During winter, the Mammoth Hot Springs Hotel and Old Faithful Snow Lodge are open for overnight accommodations in the park. Make reservations as far in advance as possible. Lodging is also available outside of the park in our gateway communities. There are currently no campgrounds open in the park for the winter.

A park ranger prepares their vehicle for a winter drive with a snow shovel and backpack filled with supplies.

4. Watch Out for Winter Conditions

Winter temperatures range from 0°F to 20°F (-18°C to -7°C) throughout the day. Sub-zero temperatures are common, especially at night and at higher elevations. Check current weather conditions, pack proper clothing and equipment, and review winter safety tips!

A park ranger holds a camera with a telephoto lens for wildlife photography.

5. Give Wildlife Room, Use a Zoom

The safest way to view wildlife is through a telephoto lens, a spotting scope, or a pair of binoculars. Park animals are wild and dangerous. Bison, bears, and elk have injured and killed people. Do not approach, encircle, follow, or feed any animal. Stay 100 yards (91 m) from bears and wolves, and stay 25 yards (23 m) from all other animals. Learn how to watch wildlife safely.

a park ranger throwing trash away in a trashcan

6. Stash Your Trash

Be sure to dispose of trash and food scraps in one or our many trash cans. If a trash can happens to be full, find another. Animals that eat human food can become habituated and may need to be killed. Be aware that in some areas, ravens have learned to unzip packs and scatter the contents. Food scraps belong in the trash, not on the trail!

A park ranger smiles on a snow-covered boardwalk in front of a thermal feature.

7. Follow the Beaten Path

In thermal areas, boardwalks take you to amazing places, protect the park, and keep you safe. People have been severely burned and killed after leaving the boardwalk or reaching into hot water. Geysers, mud pots, and hot springs are delicate. Don’t throw anything into any hydrothermal features, touch them, or change them in any way. During winter, exercise caution by wearing traction aids when navigating snowy or icy boardwalks.

A park ranger on skis carries bear spray on his backpack.

8. Bring Bear Spray

While it’s possible to see a bear during any month of the year, it’s more likely that you’ll come across other wildlife while skiing or snowshoeing. Bison, elk, coyotes, and mountain lions are all active in winter, so carry bear spray and know how to use it. Be alert, make noise, and travel in groups.

A park ranger stands by the sign in front of a visitor center.

9. Expect Limited Services

Winter services in the park are limited. Check operating dates before you arrive and stop by a visitor center to make a plan. Always fill up on fuel, and pack extra food and water in case something goes wrong.
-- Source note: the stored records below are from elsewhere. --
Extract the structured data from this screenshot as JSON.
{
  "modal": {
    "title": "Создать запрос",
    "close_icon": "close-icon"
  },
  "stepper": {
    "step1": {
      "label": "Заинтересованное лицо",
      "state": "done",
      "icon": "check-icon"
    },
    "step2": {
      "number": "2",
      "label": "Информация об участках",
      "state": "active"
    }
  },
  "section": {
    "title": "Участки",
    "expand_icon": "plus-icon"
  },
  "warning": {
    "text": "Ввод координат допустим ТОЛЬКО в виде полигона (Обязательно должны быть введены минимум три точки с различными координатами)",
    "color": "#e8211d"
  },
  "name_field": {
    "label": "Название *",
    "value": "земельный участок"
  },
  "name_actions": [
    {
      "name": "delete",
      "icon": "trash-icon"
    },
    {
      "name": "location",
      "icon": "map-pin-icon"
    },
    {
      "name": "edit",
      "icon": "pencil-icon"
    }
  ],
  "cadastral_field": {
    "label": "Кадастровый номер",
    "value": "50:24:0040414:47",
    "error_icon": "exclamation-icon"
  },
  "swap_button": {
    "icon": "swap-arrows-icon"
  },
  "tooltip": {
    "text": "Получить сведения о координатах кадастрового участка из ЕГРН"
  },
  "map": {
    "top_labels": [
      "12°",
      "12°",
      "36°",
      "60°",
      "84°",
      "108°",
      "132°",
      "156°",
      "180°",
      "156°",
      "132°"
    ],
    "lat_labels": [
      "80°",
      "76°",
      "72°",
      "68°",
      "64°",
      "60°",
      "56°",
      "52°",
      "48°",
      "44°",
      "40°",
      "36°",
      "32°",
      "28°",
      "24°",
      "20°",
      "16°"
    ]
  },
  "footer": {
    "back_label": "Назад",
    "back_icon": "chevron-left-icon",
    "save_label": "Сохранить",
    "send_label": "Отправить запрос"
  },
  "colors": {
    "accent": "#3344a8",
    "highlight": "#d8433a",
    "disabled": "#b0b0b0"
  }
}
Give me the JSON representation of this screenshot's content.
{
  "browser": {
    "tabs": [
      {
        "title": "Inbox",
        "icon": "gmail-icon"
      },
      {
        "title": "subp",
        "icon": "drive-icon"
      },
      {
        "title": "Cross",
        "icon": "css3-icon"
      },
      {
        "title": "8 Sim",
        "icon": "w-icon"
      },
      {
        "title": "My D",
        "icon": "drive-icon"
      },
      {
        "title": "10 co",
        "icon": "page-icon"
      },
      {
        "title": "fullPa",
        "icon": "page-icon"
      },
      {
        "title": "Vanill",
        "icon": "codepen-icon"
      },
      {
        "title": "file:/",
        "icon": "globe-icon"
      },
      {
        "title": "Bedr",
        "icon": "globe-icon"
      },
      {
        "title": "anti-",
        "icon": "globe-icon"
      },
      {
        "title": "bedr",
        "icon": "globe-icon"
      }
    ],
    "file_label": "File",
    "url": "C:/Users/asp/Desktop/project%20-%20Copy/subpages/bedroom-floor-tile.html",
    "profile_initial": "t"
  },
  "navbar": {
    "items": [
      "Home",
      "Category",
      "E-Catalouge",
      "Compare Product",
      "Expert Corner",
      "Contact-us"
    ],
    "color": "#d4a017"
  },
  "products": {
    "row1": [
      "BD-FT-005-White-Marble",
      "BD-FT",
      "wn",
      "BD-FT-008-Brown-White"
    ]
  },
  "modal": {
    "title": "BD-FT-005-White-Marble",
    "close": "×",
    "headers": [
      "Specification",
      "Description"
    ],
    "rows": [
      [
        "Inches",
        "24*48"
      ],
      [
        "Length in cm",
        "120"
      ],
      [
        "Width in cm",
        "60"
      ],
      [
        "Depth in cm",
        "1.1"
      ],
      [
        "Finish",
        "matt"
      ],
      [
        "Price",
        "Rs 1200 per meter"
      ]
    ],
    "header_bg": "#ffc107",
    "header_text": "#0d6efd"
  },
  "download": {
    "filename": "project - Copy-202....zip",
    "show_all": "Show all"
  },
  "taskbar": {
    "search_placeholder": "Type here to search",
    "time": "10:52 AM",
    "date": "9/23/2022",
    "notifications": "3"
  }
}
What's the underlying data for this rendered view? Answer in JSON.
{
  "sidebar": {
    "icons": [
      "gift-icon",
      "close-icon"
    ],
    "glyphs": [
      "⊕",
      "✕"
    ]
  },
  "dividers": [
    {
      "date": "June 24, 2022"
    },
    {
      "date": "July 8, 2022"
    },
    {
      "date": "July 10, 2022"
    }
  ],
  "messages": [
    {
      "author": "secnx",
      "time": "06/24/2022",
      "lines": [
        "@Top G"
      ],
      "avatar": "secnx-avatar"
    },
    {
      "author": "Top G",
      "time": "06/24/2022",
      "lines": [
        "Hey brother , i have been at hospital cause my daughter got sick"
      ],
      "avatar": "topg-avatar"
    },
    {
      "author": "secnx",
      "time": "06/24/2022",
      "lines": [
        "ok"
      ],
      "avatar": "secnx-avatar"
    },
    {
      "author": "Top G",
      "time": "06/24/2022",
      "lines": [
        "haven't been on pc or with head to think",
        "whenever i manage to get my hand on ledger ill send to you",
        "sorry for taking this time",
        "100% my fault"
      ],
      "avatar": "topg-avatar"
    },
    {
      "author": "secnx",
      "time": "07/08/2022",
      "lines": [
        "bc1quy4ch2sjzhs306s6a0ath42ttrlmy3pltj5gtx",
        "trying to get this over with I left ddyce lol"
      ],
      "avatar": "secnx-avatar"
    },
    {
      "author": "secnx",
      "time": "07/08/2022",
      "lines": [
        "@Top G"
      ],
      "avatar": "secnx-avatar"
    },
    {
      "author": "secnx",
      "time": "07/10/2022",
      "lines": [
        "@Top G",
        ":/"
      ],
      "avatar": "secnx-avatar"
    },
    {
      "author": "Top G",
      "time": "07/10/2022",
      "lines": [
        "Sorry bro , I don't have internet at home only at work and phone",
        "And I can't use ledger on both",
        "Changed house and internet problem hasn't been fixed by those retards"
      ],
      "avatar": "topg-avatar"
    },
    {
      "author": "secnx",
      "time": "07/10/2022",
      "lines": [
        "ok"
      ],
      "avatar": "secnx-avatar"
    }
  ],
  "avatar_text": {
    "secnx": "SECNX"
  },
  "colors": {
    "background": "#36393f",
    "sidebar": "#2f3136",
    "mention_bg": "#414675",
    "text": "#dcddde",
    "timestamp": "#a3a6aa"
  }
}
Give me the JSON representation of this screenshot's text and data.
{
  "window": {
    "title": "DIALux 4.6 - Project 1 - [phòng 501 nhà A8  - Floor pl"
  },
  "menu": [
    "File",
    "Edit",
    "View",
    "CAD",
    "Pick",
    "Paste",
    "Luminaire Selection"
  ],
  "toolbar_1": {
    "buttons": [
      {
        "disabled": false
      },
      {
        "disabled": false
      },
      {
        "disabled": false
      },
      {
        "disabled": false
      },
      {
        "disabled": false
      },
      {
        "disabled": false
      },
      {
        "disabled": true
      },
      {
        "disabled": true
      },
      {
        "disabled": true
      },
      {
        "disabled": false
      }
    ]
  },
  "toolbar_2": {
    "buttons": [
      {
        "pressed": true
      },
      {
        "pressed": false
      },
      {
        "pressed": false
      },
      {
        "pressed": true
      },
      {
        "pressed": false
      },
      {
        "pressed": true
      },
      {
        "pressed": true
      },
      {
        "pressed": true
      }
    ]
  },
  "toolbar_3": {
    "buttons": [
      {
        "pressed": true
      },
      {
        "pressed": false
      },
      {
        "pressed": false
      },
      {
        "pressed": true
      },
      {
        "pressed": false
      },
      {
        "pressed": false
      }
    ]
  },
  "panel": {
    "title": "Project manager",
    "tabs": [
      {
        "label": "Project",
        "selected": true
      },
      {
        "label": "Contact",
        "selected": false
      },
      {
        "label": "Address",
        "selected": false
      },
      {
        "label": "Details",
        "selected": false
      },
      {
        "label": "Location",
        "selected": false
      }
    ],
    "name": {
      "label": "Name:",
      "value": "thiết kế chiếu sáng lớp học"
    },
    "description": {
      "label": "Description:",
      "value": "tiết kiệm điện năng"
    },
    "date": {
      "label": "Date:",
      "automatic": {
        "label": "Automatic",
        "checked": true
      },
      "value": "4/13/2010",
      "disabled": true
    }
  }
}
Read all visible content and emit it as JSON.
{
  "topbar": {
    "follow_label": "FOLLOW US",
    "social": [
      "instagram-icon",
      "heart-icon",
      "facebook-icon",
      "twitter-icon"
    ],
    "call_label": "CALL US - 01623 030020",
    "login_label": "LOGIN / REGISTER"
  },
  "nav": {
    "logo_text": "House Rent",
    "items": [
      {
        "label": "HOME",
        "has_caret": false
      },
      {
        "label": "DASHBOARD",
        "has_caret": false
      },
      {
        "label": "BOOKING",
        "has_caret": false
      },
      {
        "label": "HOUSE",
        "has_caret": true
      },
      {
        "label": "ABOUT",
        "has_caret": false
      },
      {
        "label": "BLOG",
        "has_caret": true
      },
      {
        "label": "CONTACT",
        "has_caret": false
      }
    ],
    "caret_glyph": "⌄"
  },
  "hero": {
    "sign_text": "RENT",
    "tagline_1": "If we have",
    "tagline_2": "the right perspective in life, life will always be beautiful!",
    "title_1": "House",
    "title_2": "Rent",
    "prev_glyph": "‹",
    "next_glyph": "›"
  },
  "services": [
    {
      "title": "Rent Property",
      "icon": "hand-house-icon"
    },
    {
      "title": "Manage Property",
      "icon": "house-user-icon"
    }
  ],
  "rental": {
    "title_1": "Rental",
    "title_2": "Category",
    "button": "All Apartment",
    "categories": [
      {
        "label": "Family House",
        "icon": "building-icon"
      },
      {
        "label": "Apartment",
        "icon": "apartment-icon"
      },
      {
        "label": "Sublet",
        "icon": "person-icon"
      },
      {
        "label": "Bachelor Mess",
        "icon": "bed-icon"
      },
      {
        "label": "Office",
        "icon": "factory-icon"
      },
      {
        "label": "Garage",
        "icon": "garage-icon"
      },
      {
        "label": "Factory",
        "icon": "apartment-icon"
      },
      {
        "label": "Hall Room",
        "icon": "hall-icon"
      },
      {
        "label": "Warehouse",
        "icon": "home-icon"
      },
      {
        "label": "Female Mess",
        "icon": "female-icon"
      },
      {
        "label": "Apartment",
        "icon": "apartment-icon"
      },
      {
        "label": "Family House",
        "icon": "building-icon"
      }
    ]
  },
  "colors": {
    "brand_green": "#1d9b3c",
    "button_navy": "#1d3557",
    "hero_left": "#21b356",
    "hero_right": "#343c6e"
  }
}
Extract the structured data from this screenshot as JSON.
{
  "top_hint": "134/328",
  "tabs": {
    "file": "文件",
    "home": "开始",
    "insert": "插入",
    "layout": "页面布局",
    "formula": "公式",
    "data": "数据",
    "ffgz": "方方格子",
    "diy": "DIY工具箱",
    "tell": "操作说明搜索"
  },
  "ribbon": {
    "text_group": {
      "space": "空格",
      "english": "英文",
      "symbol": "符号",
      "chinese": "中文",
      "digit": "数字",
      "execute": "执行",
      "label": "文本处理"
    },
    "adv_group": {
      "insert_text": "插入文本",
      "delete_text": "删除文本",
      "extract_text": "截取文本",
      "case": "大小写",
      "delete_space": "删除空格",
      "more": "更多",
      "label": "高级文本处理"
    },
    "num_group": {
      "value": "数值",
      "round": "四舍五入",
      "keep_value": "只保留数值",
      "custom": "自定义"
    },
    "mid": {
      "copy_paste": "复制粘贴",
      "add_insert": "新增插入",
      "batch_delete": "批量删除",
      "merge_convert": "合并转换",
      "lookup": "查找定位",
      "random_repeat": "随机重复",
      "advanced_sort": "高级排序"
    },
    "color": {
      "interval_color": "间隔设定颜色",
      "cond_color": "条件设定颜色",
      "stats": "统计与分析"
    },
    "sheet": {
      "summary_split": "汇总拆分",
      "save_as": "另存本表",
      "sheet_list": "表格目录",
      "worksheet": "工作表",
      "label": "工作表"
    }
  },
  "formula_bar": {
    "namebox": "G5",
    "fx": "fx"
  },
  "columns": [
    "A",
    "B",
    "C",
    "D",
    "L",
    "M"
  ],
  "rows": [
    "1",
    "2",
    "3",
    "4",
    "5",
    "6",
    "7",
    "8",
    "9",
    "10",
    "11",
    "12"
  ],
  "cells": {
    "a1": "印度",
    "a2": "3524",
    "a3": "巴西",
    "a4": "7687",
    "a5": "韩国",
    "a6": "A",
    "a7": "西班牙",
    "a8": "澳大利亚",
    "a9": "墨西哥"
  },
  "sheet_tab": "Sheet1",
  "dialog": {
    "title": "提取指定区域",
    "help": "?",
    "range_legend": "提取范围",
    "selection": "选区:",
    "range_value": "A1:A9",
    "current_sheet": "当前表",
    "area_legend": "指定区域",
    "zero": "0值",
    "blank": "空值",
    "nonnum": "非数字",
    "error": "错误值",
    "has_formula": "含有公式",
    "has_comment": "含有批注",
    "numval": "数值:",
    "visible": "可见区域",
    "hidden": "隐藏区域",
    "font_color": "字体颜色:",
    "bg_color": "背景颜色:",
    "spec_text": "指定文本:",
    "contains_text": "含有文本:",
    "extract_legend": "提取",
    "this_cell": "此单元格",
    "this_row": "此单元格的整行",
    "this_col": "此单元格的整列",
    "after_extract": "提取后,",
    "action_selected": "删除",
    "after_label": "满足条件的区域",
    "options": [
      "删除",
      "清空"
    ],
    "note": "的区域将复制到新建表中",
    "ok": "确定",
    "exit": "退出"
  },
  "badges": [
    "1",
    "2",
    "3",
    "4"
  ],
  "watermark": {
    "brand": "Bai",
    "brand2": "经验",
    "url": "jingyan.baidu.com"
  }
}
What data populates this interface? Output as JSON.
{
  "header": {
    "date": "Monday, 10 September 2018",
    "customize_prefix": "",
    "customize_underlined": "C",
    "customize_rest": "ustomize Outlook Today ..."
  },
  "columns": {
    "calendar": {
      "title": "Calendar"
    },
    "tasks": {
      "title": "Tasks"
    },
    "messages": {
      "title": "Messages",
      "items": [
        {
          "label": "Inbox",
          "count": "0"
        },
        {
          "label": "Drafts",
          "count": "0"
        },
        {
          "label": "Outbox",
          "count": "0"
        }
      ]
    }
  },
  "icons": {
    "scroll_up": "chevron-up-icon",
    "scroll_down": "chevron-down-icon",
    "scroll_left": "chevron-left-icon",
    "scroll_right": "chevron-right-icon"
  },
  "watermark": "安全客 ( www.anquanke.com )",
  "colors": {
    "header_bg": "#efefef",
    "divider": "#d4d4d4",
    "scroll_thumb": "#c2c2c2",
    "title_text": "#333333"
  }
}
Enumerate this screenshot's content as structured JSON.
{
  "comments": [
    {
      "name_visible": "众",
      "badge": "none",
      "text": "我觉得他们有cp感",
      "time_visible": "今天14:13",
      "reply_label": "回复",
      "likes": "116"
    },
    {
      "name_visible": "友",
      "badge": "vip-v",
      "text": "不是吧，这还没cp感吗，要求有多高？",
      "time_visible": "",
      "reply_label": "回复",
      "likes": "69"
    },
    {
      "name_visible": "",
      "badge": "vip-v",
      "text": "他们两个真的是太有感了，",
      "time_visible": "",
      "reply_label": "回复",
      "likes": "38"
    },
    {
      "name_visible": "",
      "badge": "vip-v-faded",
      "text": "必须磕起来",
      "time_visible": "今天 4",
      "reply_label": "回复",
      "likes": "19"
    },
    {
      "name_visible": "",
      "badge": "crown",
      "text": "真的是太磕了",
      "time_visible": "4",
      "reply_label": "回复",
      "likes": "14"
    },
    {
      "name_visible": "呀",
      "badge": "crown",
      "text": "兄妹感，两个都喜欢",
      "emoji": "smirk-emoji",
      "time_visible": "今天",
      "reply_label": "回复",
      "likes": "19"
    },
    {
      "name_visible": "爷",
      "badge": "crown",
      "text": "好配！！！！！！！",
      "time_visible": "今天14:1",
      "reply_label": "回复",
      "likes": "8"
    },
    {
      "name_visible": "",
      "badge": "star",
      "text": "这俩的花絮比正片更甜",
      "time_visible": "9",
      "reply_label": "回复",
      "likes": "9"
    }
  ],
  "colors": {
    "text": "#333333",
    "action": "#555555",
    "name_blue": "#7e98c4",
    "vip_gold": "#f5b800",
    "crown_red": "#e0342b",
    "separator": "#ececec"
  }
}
A park ranger shows the NPS App on a phone.

10. Enhance Your Experience

Connectivity in the park is minimal, so download the free National Park Service App (and offline content) before you arrive for interactive maps, geyser predictions, park tours, and more, all at your fingertips!

Yellowstone National Park

Last updated: December 8, 2023